● WORK TASK: The expected answer comprises all lines from the entries that contain the string "false".

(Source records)
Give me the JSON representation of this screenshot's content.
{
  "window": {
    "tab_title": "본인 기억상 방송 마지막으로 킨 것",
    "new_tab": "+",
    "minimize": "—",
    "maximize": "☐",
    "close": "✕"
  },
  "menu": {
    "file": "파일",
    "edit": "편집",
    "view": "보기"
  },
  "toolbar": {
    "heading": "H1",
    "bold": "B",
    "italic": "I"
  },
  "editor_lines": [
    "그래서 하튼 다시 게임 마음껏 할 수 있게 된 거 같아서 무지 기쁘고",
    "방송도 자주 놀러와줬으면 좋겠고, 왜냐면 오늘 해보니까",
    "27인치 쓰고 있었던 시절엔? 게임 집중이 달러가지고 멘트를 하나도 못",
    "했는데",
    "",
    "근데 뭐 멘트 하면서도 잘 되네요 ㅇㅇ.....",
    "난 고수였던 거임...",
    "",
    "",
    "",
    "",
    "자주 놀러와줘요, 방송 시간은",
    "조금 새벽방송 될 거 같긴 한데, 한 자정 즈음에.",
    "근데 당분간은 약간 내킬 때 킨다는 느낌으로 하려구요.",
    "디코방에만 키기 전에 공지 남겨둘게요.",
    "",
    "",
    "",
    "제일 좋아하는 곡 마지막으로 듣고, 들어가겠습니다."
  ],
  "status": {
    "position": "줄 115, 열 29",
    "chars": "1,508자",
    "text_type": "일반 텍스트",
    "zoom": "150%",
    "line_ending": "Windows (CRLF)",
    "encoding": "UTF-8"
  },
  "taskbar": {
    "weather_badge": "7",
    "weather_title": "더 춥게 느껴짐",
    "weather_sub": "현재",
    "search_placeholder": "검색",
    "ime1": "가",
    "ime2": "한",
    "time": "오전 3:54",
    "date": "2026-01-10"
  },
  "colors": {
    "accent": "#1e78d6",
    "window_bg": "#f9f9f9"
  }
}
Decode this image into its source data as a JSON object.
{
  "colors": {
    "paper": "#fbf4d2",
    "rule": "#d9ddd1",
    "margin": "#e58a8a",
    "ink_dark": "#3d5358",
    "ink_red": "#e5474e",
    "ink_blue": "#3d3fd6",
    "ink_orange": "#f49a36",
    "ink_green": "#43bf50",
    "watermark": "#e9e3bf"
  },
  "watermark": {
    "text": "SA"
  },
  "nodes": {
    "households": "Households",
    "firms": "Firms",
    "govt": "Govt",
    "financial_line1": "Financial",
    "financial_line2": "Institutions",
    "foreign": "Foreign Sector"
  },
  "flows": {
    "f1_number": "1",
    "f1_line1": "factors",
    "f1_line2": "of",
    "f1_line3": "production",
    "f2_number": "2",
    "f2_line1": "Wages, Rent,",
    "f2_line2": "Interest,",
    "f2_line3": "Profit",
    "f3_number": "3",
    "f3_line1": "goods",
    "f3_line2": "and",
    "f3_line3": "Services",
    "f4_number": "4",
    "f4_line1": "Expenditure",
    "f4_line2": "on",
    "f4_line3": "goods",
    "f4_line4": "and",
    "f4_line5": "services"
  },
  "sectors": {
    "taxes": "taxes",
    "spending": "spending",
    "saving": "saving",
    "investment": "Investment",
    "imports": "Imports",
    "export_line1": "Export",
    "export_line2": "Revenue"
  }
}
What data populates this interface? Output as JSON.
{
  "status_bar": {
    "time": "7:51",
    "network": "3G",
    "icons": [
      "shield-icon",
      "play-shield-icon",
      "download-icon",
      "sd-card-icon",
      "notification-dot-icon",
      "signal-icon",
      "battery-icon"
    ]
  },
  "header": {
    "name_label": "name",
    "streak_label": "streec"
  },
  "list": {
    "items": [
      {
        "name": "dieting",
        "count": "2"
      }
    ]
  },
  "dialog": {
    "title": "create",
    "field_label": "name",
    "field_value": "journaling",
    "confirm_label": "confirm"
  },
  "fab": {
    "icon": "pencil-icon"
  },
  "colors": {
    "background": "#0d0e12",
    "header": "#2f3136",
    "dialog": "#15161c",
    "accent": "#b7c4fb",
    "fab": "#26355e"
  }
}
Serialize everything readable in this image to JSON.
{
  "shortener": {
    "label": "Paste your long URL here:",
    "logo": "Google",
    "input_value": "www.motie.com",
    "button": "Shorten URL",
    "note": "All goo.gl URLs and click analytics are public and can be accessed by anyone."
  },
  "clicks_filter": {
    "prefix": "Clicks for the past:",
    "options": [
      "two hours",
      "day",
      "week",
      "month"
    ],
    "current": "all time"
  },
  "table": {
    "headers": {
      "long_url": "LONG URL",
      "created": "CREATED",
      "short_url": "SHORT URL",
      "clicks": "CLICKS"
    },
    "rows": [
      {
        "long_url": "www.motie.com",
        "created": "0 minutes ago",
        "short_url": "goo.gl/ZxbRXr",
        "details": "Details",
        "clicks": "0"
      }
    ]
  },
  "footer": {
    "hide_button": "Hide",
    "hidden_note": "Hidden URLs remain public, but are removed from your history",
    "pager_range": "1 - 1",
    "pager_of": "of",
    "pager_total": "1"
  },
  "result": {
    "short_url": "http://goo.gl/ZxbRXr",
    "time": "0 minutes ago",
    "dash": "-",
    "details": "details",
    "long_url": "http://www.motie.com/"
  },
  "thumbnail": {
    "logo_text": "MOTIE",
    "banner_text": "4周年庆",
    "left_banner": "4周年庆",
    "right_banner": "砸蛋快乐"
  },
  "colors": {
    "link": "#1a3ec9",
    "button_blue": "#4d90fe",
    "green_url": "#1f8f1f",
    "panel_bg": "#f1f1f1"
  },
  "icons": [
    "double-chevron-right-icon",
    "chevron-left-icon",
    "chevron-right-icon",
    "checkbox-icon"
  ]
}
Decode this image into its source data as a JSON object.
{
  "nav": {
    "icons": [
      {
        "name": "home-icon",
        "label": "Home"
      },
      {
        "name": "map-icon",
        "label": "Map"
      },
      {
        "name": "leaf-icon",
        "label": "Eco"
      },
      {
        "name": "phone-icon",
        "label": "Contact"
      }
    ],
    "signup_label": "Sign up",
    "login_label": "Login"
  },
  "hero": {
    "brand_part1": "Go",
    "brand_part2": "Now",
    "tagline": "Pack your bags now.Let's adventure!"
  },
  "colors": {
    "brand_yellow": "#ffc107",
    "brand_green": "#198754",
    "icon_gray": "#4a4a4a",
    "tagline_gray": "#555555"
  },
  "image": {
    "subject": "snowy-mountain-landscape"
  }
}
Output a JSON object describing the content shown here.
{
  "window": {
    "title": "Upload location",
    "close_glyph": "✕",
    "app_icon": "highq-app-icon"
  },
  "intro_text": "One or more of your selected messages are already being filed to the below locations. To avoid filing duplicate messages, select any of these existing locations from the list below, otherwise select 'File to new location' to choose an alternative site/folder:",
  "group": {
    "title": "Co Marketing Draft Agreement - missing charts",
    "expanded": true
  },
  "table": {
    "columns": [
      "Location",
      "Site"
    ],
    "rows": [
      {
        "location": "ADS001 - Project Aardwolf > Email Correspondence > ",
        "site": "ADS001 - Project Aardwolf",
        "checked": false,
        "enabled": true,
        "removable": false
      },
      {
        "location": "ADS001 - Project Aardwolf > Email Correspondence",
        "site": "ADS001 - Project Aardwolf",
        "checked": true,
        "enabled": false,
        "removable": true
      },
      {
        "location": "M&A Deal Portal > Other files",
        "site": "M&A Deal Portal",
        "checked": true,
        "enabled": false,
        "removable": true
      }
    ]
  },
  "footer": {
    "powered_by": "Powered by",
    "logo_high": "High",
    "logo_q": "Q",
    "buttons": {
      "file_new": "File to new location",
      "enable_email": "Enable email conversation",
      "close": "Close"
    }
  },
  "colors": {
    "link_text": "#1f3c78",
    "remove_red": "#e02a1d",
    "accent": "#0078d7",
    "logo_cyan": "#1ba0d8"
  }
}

● TASK RESPONSE:
        "checked": false,
        "removable": false
        "enabled": false,
        "enabled": false,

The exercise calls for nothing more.